▶ _TASK INSTRUCTIONS_: Print the full listing exactly.
━━━━━ EXCERPTED DATA
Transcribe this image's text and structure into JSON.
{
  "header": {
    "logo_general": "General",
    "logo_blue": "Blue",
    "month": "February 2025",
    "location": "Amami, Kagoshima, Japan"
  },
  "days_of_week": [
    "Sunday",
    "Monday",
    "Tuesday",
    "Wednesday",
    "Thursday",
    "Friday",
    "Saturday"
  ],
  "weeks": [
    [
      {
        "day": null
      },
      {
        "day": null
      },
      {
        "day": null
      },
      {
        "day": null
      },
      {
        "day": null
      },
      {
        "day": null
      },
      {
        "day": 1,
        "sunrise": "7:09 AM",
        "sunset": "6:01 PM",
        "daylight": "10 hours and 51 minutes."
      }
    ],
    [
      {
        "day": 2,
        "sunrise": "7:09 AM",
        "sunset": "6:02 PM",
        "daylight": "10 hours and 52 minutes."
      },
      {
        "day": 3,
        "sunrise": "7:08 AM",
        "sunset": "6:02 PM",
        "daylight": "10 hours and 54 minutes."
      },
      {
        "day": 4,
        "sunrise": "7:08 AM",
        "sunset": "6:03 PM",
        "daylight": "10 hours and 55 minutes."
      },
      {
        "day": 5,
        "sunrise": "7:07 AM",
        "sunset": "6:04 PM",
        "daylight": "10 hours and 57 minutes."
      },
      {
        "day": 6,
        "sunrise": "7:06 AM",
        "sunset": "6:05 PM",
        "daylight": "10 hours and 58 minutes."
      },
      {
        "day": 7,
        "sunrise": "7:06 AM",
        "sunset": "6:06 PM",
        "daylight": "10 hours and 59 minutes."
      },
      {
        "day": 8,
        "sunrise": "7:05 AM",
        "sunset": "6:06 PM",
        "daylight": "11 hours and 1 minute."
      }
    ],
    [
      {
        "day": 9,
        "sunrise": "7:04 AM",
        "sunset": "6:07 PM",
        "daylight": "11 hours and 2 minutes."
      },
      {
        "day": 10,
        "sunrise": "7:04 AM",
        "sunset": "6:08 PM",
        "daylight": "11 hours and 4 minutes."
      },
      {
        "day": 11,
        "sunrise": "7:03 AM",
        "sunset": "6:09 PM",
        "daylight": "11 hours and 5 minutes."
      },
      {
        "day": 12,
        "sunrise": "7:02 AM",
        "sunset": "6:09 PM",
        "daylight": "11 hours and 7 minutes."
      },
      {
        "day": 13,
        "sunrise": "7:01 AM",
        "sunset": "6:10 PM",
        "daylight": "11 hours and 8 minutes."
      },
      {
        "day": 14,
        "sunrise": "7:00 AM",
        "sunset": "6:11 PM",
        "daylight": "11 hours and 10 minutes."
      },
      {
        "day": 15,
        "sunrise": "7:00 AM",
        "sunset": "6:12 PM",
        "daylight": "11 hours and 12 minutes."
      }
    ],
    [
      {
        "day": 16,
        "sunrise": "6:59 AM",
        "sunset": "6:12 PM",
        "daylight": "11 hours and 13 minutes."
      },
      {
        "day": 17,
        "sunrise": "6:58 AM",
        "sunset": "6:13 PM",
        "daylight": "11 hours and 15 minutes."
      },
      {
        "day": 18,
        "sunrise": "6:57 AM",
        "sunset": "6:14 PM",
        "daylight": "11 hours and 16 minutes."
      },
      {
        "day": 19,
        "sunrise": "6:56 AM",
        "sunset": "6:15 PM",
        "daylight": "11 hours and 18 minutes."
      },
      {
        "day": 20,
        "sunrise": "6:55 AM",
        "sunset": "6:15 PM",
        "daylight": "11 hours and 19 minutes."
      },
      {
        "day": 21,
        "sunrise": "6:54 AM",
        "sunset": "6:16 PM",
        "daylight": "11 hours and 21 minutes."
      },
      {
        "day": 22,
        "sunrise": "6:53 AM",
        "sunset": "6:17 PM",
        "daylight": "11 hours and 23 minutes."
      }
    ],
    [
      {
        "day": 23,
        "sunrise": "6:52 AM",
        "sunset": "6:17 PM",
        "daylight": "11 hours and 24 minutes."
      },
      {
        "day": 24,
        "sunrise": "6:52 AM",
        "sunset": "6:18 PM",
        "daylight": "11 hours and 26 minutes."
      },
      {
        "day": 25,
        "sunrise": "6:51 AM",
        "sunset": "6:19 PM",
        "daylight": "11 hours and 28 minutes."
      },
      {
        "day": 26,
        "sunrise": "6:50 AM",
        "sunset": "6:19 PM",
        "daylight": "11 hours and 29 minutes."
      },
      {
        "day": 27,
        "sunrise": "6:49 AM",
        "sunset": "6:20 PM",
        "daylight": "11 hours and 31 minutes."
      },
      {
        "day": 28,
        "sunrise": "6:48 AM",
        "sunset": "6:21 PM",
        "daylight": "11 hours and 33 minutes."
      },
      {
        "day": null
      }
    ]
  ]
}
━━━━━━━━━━
▶ _WRITTEN SOLUTION_:
Transcribe this image's text and structure into JSON.
{
  "header": {
    "logo_general": "General",
    "logo_blue": "Blue",
    "month": "February 2025",
    "location": "Amami, Kagoshima, Japan"
  },
  "days_of_week": [
    "Sunday",
    "Monday",
    "Tuesday",
    "Wednesday",
    "Thursday",
    "Friday",
    "Saturday"
  ],
  "weeks": [
    [
      {
        "day": null
      },
      {
        "day": null
      },
      {
        "day": null
      },
      {
        "day": null
      },
      {
        "day": null
      },
      {
        "day": null
      },
      {
        "day": 1,
        "sunrise": "7:09 AM",
        "sunset": "6:01 PM",
        "daylight": "10 hours and 51 minutes."
      }
    ],
    [
      {
        "day": 2,
        "sunrise": "7:09 AM",
        "sunset": "6:02 PM",
        "daylight": "10 hours and 52 minutes."
      },
      {
        "day": 3,
        "sunrise": "7:08 AM",
        "sunset": "6:02 PM",
        "daylight": "10 hours and 54 minutes."
      },
      {
        "day": 4,
        "sunrise": "7:08 AM",
        "sunset": "6:03 PM",
        "daylight": "10 hours and 55 minutes."
      },
      {
        "day": 5,
        "sunrise": "7:07 AM",
        "sunset": "6:04 PM",
        "daylight": "10 hours and 57 minutes."
      },
      {
        "day": 6,
        "sunrise": "7:06 AM",
        "sunset": "6:05 PM",
        "daylight": "10 hours and 58 minutes."
      },
      {
        "day": 7,
        "sunrise": "7:06 AM",
        "sunset": "6:06 PM",
        "daylight": "10 hours and 59 minutes."
      },
      {
        "day": 8,
        "sunrise": "7:05 AM",
        "sunset": "6:06 PM",
        "daylight": "11 hours and 1 minute."
      }
    ],
    [
      {
        "day": 9,
        "sunrise": "7:04 AM",
        "sunset": "6:07 PM",
        "daylight": "11 hours and 2 minutes."
      },
      {
        "day": 10,
        "sunrise": "7:04 AM",
        "sunset": "6:08 PM",
        "daylight": "11 hours and 4 minutes."
      },
      {
        "day": 11,
        "sunrise": "7:03 AM",
        "sunset": "6:09 PM",
        "daylight": "11 hours and 5 minutes."
      },
      {
        "day": 12,
        "sunrise": "7:02 AM",
        "sunset": "6:09 PM",
        "daylight": "11 hours and 7 minutes."
      },
      {
        "day": 13,
        "sunrise": "7:01 AM",
        "sunset": "6:10 PM",
        "daylight": "11 hours and 8 minutes."
      },
      {
        "day": 14,
        "sunrise": "7:00 AM",
        "sunset": "6:11 PM",
        "daylight": "11 hours and 10 minutes."
      },
      {
        "day": 15,
        "sunrise": "7:00 AM",
        "sunset": "6:12 PM",
        "daylight": "11 hours and 12 minutes."
      }
    ],
    [
      {
        "day": 16,
        "sunrise": "6:59 AM",
        "sunset": "6:12 PM",
        "daylight": "11 hours and 13 minutes."
      },
      {
        "day": 17,
        "sunrise": "6:58 AM",
        "sunset": "6:13 PM",
        "daylight": "11 hours and 15 minutes."
      },
      {
        "day": 18,
        "sunrise": "6:57 AM",
        "sunset": "6:14 PM",
        "daylight": "11 hours and 16 minutes."
      },
      {
        "day": 19,
        "sunrise": "6:56 AM",
        "sunset": "6:15 PM",
        "daylight": "11 hours and 18 minutes."
      },
      {
        "day": 20,
        "sunrise": "6:55 AM",
        "sunset": "6:15 PM",
        "daylight": "11 hours and 19 minutes."
      },
      {
        "day": 21,
        "sunrise": "6:54 AM",
        "sunset": "6:16 PM",
        "daylight": "11 hours and 21 minutes."
      },
      {
        "day": 22,
        "sunrise": "6:53 AM",
        "sunset": "6:17 PM",
        "daylight": "11 hours and 23 minutes."
      }
    ],
    [
      {
        "day": 23,
        "sunrise": "6:52 AM",
        "sunset": "6:17 PM",
        "daylight": "11 hours and 24 minutes."
      },
      {
        "day": 24,
        "sunrise": "6:52 AM",
        "sunset": "6:18 PM",
        "daylight": "11 hours and 26 minutes."
      },
      {
        "day": 25,
        "sunrise": "6:51 AM",
        "sunset": "6:19 PM",
        "daylight": "11 hours and 28 minutes."
      },
      {
        "day": 26,
        "sunrise": "6:50 AM",
        "sunset": "6:19 PM",
        "daylight": "11 hours and 29 minutes."
      },
      {
        "day": 27,
        "sunrise": "6:49 AM",
        "sunset": "6:20 PM",
        "daylight": "11 hours and 31 minutes."
      },
      {
        "day": 28,
        "sunrise": "6:48 AM",
        "sunset": "6:21 PM",
        "daylight": "11 hours and 33 minutes."
      },
      {
        "day": null
      }
    ]
  ]
}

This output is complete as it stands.